He blamed his issues with alcohol as a factor to his actions that day. Eppley wrote in the letter that if given a sentence of zero-tolerance probation, he would complete the program.
Deputy Weber County Attorney Teral Tree countered Bushell’s suggestion, saying that Eppley has a robbery conviction in the juvenile system and the violence of the case merits a prison sentence. He said the victim is lucky to be alive, and noted the man was stabbed 11 times by Eppley. Tree said Eppley’s actions should require a prison sentence, and probation should not be ordered.
“Society as a whole would be aghast if he is given probation,” Tree said.

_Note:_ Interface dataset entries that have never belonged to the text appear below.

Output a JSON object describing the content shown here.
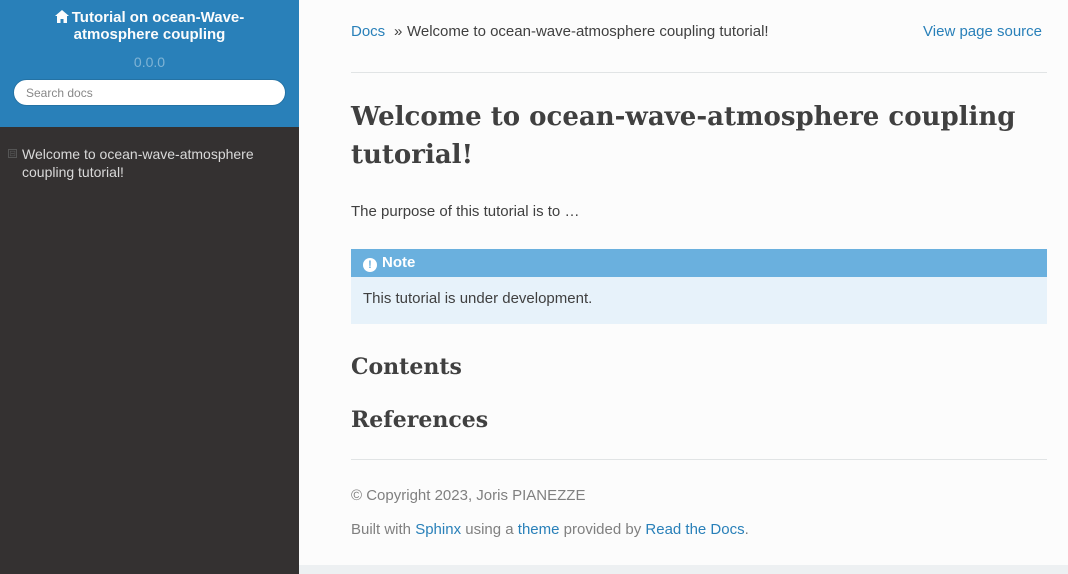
{
  "sidebar": {
    "project_title": "Tutorial on ocean-Wave-atmosphere coupling",
    "home_icon": "home-icon",
    "version": "0.0.0",
    "search_placeholder": "Search docs",
    "toc_items": [
      {
        "label": "Welcome to ocean-wave-atmosphere coupling tutorial!",
        "toggle": "⊟"
      }
    ]
  },
  "breadcrumbs": {
    "home": "Docs",
    "separator": "»",
    "current": "Welcome to ocean-wave-atmosphere coupling tutorial!",
    "view_source": "View page source"
  },
  "main": {
    "title": "Welcome to ocean-wave-atmosphere coupling tutorial!",
    "intro": "The purpose of this tutorial is to …",
    "note": {
      "icon": "exclamation-circle-icon",
      "icon_glyph": "!",
      "title": "Note",
      "body": "This tutorial is under development."
    },
    "sections": [
      "Contents",
      "References"
    ]
  },
  "footer": {
    "copyright": "© Copyright 2023, Joris PIANEZZE",
    "built_prefix": "Built with ",
    "sphinx_link": "Sphinx",
    "using_a": " using a ",
    "theme_link": "theme",
    "provided_by": " provided by ",
    "rtd_link": "Read the Docs",
    "period": "."
  },
  "colors": {
    "sidebar_bg": "#343131",
    "header_bg": "#2980b9",
    "link": "#2980b9",
    "note_title_bg": "#6ab0de",
    "note_body_bg": "#e7f2fa",
    "content_bg": "#fcfcfc"
  }
}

Bushell said that his client is willing to take responsibility for his actions and argued that it would “be easy” to send Eppley to prison, but zero-tolerance probation would put more of a control on his client.
Judge Ernie Jones told the court that to give a prison sentence for such a violent crime would be ludicrous. Jones said he has a serious problem with the violent nature the crime and how lucky the victim is to be alive.
“I can’t get away from how serious this offense is,” Jones said.
He scoffed at the recommendation from AP&P, and said, “if we aren’t sending people to prison on this type of offense, I think we should call it quits.”
Jones sentenced Eppley to terms of one to 15 years in the state prison on each of his two charges, and ordered the two sentences run concurrently. Eppley was also ordered to pay $12,577.16 in restitution to the victim.
The other defendant in the case, Bradley Keyworth, pleaded guilty to amended charges on Jan. 9, according to online court records.
Keyworth, a South Ogden resident, pleaded guilty to amended charges, which consist of one count of aggravated assault and one count of attempted robbery, both third-degree felonies. Keyworth was originally charged with first-degree felony attempted murder.
Keyworth is scheduled to be sentenced on Feb. 20 in Ogden’s 2nd District Court.